As is my nature, I spent much of the time actively listening to what was being said, and making the rare contribution via the available chat room.
When contemplating the discussions in my own mind, I found that there was much I agreed with. Ego can and does get in the way of healing work, especially when we focus too much on guiding outcomes. However, I disagree with the idea that one cannot call themselves a Healer. And this is why.
The Hollow Bone
Most of the participants in Wednesday’s discussion have a background in Native North American spiritual traditions, and when they talk about the sending of healing energy they compare themselves to a Hollow Bone through which the energy flows. Others describe themselves as being a reed. I myself have referred to being a conduit, or tube.
The healing energy does not originate from the Healer, it is not created by the Healer. Instead, this Energy moves through the Healer. It comes from the Earth, from Universe, from Spirit, from God/Deity.
The Healer provides the means through which this Energy can travel, making it more readily accessible by the recipient.
Don’t Discount the Messenger
Where I have trouble with this analogy is when I see the role of the Healer being discounted. Yes, I believe that the Healer acts as a conduit through which healing energy can flow. Let’s not disregard just how important this role is for a person receiving healing. Without the Healer, the Energy would have no way of flowing to the recipient.
Yes, I do believe that I don’t heal anyone. I only provide an access to Healing Energies which the recipient may not have been able to access while acting alone. My role as a facilitator of healing is important in this equation.
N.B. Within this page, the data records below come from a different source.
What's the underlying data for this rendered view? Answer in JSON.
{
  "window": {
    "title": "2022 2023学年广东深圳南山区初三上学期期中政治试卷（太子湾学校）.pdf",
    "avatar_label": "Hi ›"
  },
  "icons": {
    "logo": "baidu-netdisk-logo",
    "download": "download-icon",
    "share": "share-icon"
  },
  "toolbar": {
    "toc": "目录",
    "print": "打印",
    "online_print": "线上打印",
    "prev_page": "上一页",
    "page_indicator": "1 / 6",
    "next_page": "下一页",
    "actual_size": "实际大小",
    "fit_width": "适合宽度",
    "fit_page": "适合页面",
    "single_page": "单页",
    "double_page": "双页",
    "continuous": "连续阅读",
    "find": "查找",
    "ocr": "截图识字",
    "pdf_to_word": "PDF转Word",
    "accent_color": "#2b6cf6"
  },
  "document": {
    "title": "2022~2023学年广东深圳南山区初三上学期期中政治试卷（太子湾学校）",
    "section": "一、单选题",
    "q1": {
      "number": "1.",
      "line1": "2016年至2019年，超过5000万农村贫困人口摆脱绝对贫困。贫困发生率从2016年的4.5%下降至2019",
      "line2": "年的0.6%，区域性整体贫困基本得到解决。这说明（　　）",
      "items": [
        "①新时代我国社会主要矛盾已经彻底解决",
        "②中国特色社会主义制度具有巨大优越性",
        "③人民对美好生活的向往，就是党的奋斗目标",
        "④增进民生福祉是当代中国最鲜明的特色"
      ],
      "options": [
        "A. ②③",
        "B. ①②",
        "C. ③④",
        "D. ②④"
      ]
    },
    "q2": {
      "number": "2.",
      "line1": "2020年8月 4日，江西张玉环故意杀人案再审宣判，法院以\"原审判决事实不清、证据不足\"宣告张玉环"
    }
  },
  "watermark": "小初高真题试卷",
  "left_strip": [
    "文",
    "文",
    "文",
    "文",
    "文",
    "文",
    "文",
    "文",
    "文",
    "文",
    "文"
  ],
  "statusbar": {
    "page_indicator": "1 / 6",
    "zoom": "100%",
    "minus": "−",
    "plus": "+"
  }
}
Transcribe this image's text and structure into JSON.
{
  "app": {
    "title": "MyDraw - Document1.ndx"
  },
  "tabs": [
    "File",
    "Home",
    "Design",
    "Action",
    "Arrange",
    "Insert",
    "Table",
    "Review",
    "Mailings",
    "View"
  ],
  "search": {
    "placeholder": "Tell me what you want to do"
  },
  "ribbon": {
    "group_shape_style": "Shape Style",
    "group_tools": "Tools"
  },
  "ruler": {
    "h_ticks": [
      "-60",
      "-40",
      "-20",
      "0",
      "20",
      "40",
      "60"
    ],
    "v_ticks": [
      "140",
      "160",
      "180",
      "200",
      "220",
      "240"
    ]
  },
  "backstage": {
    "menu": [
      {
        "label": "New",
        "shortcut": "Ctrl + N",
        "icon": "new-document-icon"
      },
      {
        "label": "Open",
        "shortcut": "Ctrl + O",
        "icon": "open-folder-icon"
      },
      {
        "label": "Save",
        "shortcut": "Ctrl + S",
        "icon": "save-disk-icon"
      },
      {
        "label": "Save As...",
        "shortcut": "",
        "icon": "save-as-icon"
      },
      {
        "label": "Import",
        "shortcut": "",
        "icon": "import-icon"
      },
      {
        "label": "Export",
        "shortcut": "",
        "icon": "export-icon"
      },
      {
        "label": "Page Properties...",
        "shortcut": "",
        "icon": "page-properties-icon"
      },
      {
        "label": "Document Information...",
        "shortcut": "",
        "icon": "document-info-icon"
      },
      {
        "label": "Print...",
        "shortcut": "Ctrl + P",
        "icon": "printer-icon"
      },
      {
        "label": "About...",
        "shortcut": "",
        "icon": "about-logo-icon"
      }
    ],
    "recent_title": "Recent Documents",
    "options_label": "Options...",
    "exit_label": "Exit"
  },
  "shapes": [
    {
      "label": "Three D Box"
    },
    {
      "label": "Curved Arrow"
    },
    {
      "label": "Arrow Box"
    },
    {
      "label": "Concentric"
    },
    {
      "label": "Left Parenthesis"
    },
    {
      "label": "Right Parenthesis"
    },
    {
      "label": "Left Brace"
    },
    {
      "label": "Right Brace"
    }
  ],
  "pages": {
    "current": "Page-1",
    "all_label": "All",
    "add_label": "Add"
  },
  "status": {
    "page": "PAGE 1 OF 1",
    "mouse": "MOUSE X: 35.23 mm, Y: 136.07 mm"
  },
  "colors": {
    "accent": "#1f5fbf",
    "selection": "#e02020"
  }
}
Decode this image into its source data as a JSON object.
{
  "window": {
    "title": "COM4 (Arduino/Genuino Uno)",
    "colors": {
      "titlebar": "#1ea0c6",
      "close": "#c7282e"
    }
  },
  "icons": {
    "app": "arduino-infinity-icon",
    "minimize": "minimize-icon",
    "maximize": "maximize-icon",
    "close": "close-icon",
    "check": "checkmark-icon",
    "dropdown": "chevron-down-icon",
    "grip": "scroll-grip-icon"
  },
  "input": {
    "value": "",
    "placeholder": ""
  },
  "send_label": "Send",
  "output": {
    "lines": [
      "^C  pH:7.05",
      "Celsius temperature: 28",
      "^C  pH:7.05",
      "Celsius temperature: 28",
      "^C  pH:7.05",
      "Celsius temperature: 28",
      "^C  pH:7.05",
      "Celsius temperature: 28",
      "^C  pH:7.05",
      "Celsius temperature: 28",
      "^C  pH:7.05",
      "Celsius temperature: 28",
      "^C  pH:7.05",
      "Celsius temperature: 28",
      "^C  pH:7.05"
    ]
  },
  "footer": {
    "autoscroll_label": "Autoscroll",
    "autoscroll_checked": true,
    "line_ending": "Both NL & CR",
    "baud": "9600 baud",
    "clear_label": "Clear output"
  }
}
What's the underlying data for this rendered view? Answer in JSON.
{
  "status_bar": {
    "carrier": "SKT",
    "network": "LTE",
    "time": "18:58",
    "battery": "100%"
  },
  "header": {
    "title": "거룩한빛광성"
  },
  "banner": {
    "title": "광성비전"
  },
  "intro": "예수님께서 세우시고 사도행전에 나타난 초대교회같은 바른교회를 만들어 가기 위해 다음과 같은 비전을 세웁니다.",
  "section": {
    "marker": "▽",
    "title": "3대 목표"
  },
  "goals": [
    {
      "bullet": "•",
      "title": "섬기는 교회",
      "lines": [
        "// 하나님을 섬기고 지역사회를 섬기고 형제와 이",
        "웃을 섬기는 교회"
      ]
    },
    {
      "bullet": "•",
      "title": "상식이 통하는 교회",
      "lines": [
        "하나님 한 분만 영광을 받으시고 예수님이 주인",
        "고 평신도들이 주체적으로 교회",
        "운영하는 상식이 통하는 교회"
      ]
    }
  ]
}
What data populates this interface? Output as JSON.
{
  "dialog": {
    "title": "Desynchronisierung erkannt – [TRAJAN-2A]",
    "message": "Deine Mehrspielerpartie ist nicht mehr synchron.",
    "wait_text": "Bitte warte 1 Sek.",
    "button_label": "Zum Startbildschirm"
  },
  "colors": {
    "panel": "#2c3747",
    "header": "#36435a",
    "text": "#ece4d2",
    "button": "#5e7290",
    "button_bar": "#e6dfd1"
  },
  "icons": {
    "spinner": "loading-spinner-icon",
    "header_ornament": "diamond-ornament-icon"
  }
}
If we each have the ability to heal ourselves, why do we need to see other Healers? Yes, I do self-healing work but when I know I have a deep-seated issue needing healing I go to someone else to receive healing from them. Why?
Because I know at those times that I need that Healing energy to move through another Healer in order to facilitate appropriate healing and change.
Ego can and does come into play here. How often when doing healing work on yourself, do you find yourself trying to direct that healing to where you think it should go, instead of allowing it to flow where it needs to go? Yeah, I do it to.
The Paradox of Ego
I know when my Ego is getting in the way of the Healing work I do because it is then that I find myself focusing on what I want the outcome to be.
But, a complete denial of Ego’s place in healing work can lead to hubris, a sense of “I always do this work in service from a place of complete selflessness and anyone who doesn’t work in this same way is doing it wrong/ is not a ‘True Healer’.”
And that, is also Ego controlling outcome.
The tube connecting source with recipient is just as important as both the source and the recipient
My service as a Healer matters. The work I do as a Healer is important, it has worth. That is why I freely and proudly call myself a Healer.
It’s when we forget this, when the Tube through which Healing flows begins to think itself more important than either the Source or the Recipient, that problems start to arise.